Clearing the Plains: Disease, Politics, and the Loss of Indigenous Life
by James Daschuk
Published by University of Regina Press
Reviewed by Ben Charles
$27.95 ISBN 978088776227
Clearing the Plains: Disease, Politics, and the Loss of Indigenous Life, written by James Daschuk and published by University of Regina Press, can be best described as a heart wrenching but enlightening review of the systematic destruction of Indigenous peoples and culture in the prairies via the purposeful introduction of disease, starvation, and health disparities by both the Canadian government and private companies.
This 2019 New Edition and winner of the Aboriginal History Prize, Cleo Prize, Governor General’s History and ironically the Sir John A. McDonald Prize, was originally published in 2013 and since then has obviously been praised by critics and readers alike. In fact, this reviewer truly believes that every Saskatchewanian should have a copy of this book on their shelves.
Unlike many pieces of literature regarding Canadian history, Clearing the Plains: Disease, Politics, and the Loss of Indigenous Life does not stick to the history found to the East but, as the title suggests, provides an in-depth review of the First Nations history that occurred right here at home in Saskatchewan. This is brilliantly documented from archival, academic research, interviews and a plethora of other resources.

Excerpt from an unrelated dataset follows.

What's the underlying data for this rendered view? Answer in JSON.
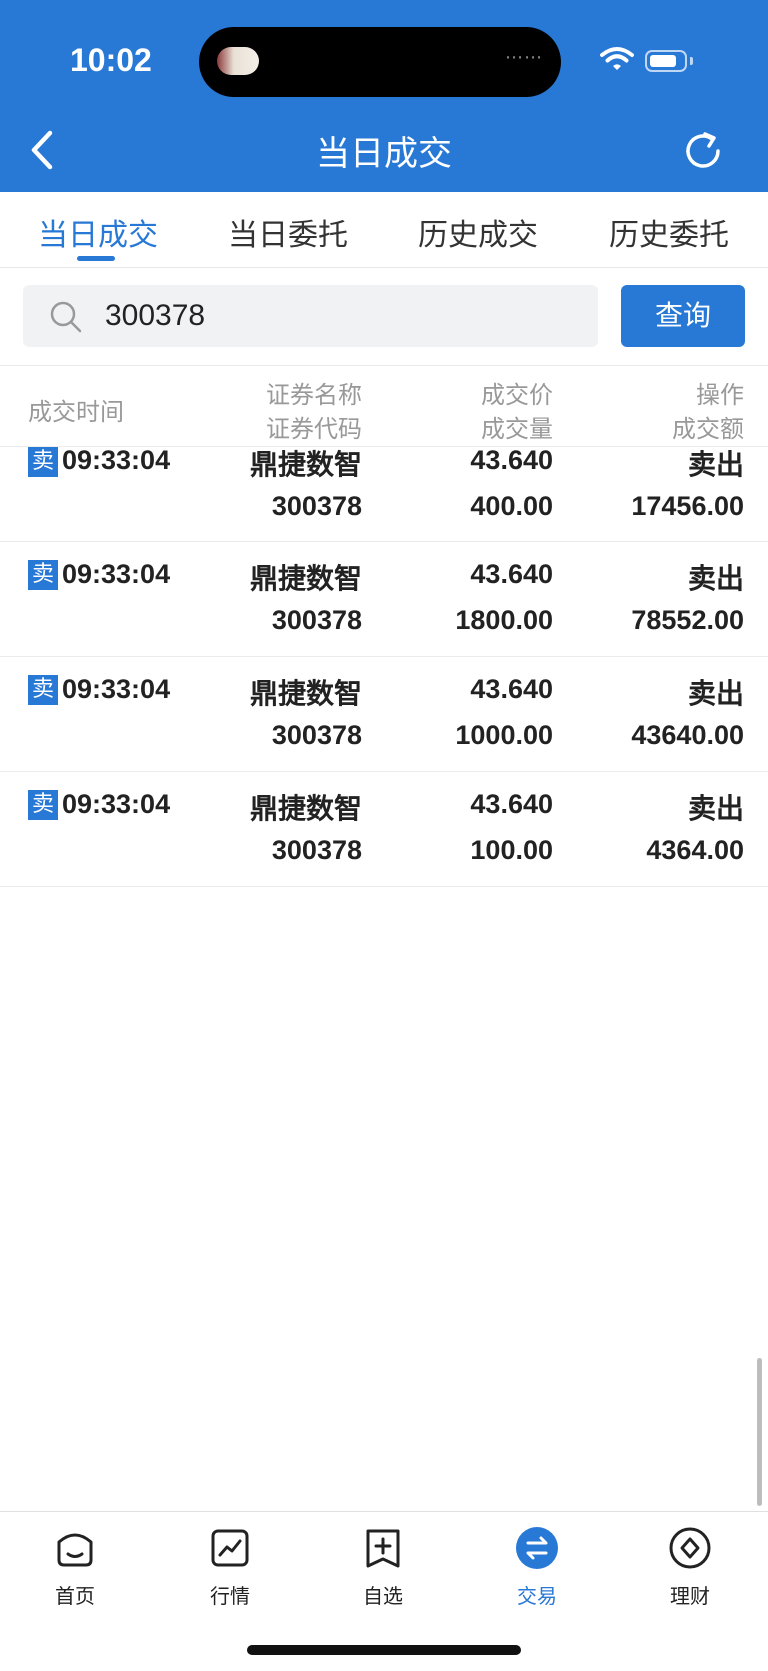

In conclusion, this book is a juggernaut in the context of dark Canadian history and an invaluable resource to teach readers as to how the social climate regarding Indigenous people has evolved to what it is today. The only warning that I could possibly give for this book is a trigger warning. Please be advised that there are dark themes and incredibly violent truths found within these pages.